On my Tastytrade show recently, I've been mentioning how I believe the bears have "the wind at their backs" now. I pondered to myself what precisely what I meant by that phrase, and I wanted to share some thoughts on where my head is at on this topic.

From March 2009 through December 2014, the bulls had the wind at their backs. Early on, it was a full-on gale-force hurricane, provided by the $18 trillion of freshly-minted, asset-inflating "money" provided by the helpful central banks of (a) China (b) Europe (c) Japan (d) the good old US of A.

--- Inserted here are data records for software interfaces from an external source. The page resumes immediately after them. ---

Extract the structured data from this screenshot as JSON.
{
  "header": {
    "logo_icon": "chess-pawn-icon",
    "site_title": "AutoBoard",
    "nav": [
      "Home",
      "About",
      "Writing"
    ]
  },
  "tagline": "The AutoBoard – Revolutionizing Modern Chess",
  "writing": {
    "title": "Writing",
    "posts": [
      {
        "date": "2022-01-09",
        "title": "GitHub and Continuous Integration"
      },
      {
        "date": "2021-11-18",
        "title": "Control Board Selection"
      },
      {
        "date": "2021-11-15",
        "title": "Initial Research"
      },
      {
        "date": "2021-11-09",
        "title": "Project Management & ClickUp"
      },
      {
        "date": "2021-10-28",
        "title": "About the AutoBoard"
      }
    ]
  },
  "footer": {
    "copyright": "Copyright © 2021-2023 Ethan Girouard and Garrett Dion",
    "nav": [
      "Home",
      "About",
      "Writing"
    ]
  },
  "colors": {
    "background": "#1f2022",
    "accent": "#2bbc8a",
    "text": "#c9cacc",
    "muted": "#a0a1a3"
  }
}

During those long, awful years, almost any downtick was bought. It took a few years for the market to get completely and utterly confident of this unseen wind. In 2010 and 2011, the market had some pretty big bouts of weakness, which got bears like me excited, but those drops were swiftly shaken off.  From October 2011 forward, the dips became more and more shallow, and it eventually reached a point that bears were put into the position of the proverbial picking up dimes in front of a steamroller.

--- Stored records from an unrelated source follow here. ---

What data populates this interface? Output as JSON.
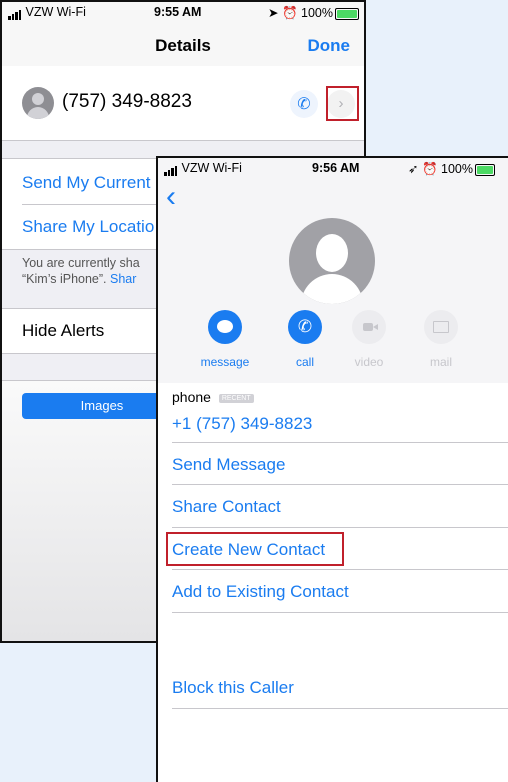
{
  "back_screen": {
    "status": {
      "carrier": "VZW Wi-Fi",
      "time": "9:55 AM",
      "battery": "100%"
    },
    "nav": {
      "title": "Details",
      "done": "Done"
    },
    "contact": {
      "number": "(757) 349-8823"
    },
    "send_location": "Send My Current",
    "share_location": "Share My Locatio",
    "info_line1": "You are currently sha",
    "info_line2_prefix": "“Kim’s iPhone”. ",
    "info_line2_link": "Shar",
    "hide_alerts": "Hide Alerts",
    "images_tab": "Images"
  },
  "front_screen": {
    "status": {
      "carrier": "VZW Wi-Fi",
      "time": "9:56 AM",
      "battery": "100%"
    },
    "actions": [
      {
        "label": "message",
        "enabled": true
      },
      {
        "label": "call",
        "enabled": true
      },
      {
        "label": "video",
        "enabled": false
      },
      {
        "label": "mail",
        "enabled": false
      }
    ],
    "phone_label": "phone",
    "recent_badge": "RECENT",
    "phone_number": "+1 (757) 349-8823",
    "menu": [
      {
        "label": "Send Message"
      },
      {
        "label": "Share Contact"
      },
      {
        "label": "Create New Contact"
      },
      {
        "label": "Add to Existing Contact"
      }
    ],
    "block": "Block this Caller"
  },
  "colors": {
    "accent": "#1a7cf0",
    "highlight": "#c0202b",
    "battery": "#4cd964"
  }
}
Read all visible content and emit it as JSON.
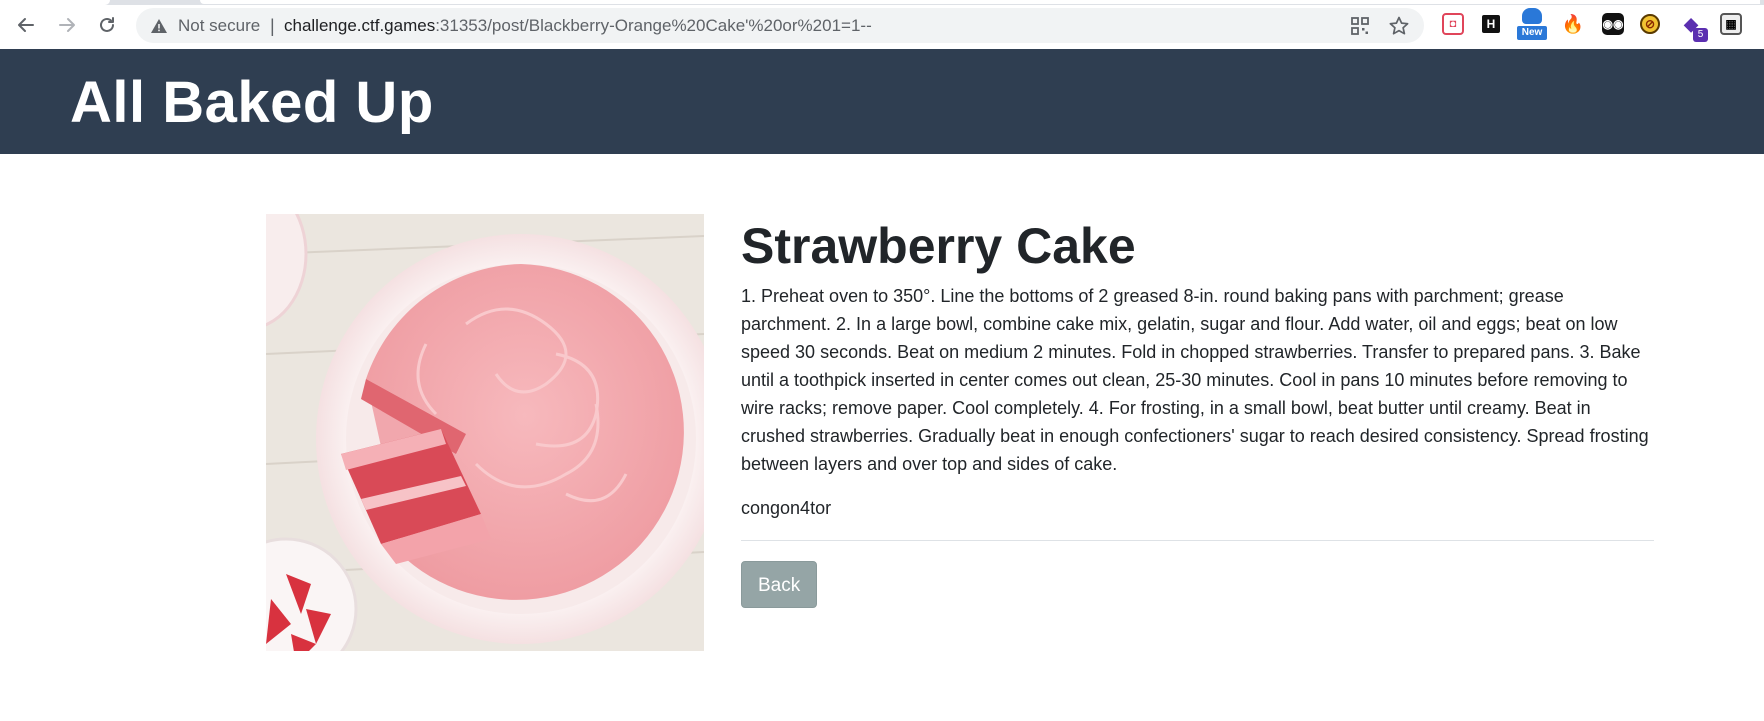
{
  "browser": {
    "security_label": "Not secure",
    "divider": "|",
    "url_host": "challenge.ctf.games",
    "url_rest": ":31353/post/Blackberry-Orange%20Cake'%20or%201=1--",
    "extensions": [
      {
        "name": "pocket-icon",
        "glyph": "◘"
      },
      {
        "name": "hashnode-icon",
        "glyph": "H"
      },
      {
        "name": "new-extension-icon",
        "badge": "New"
      },
      {
        "name": "flame-icon",
        "glyph": "🔥"
      },
      {
        "name": "mask-icon",
        "glyph": "◉◉"
      },
      {
        "name": "blocker-icon",
        "glyph": "⊘"
      },
      {
        "name": "cap-icon",
        "glyph": "◆",
        "badge": "5"
      },
      {
        "name": "grid-icon",
        "glyph": "▦"
      }
    ]
  },
  "site": {
    "title": "All Baked Up"
  },
  "post": {
    "title": "Strawberry Cake",
    "body": "1. Preheat oven to 350°. Line the bottoms of 2 greased 8-in. round baking pans with parchment; grease parchment. 2. In a large bowl, combine cake mix, gelatin, sugar and flour. Add water, oil and eggs; beat on low speed 30 seconds. Beat on medium 2 minutes. Fold in chopped strawberries. Transfer to prepared pans. 3. Bake until a toothpick inserted in center comes out clean, 25-30 minutes. Cool in pans 10 minutes before removing to wire racks; remove paper. Cool completely. 4. For frosting, in a small bowl, beat butter until creamy. Beat in crushed strawberries. Gradually beat in enough confectioners' sugar to reach desired consistency. Spread frosting between layers and over top and sides of cake.",
    "author": "congon4tor",
    "back_label": "Back"
  },
  "colors": {
    "header_bg": "#2f3e51",
    "back_button_bg": "#95a5a6",
    "text": "#212529"
  }
}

The entire Buy The F*cking Dip meme (BTFD) became well-entrenched and well-known. Every single spate of weakness was a buying opportunity, and the momentum of worldwide markets went into a full-blown whirlygig-spin in China, as uneducated farmers and bumpkins wandered into new brokerage offices and handed over their savings to make easy money in the completely fake Chinese stock market.

As we sit here now, of course, things have changed quite a bit, but my thesis is that the BTFD psyche is still fairly deeply-ingrained. After all, this psychosis has been with us for seven years - SEVEN YEARS - now, and it's not just going to disappear overnight. It's going to take many, many disappointments on the part of the bulls until they finally get the message (just as it took many, many years for dullards like me to finally realize that shorting wasn't working out so great).

So, in miniature, we wind up with situations like what I posted about at 5:30 this morning, a time which the bulls were naturally celebrating, since a hard drop on the ES (summoned by dreadful economic data from China) had been reversed into a maybe-there's-more-easing gain. The image I sloppily put together suggested a reversal at that time, and that was within a single ES point of being the high of the day.

In other words, in spite of a nearly 30-point reversal in favor of the bulls overnight, the wind was at the back of the bears. Even though the feeling sucked at the time, we frankly had nothing to worry about, because as incredible as it may seem, it's the bears (all three of us) that are in charge now, as opposed to the government welfare queens known as equity bulls.

I am aggressively positioned right now. I have 117 - count 'em, 117 - short positions, and although there isn't a single instance where I don't hold my breath with fear before I fire up my iPad to see where the market is at, the cold fact of the matter is that anyone who looks at the chart below and thinks we are at the cusp of anything resembling a bull market is clinically insane and should be locked up for the protection of themselves and society at large: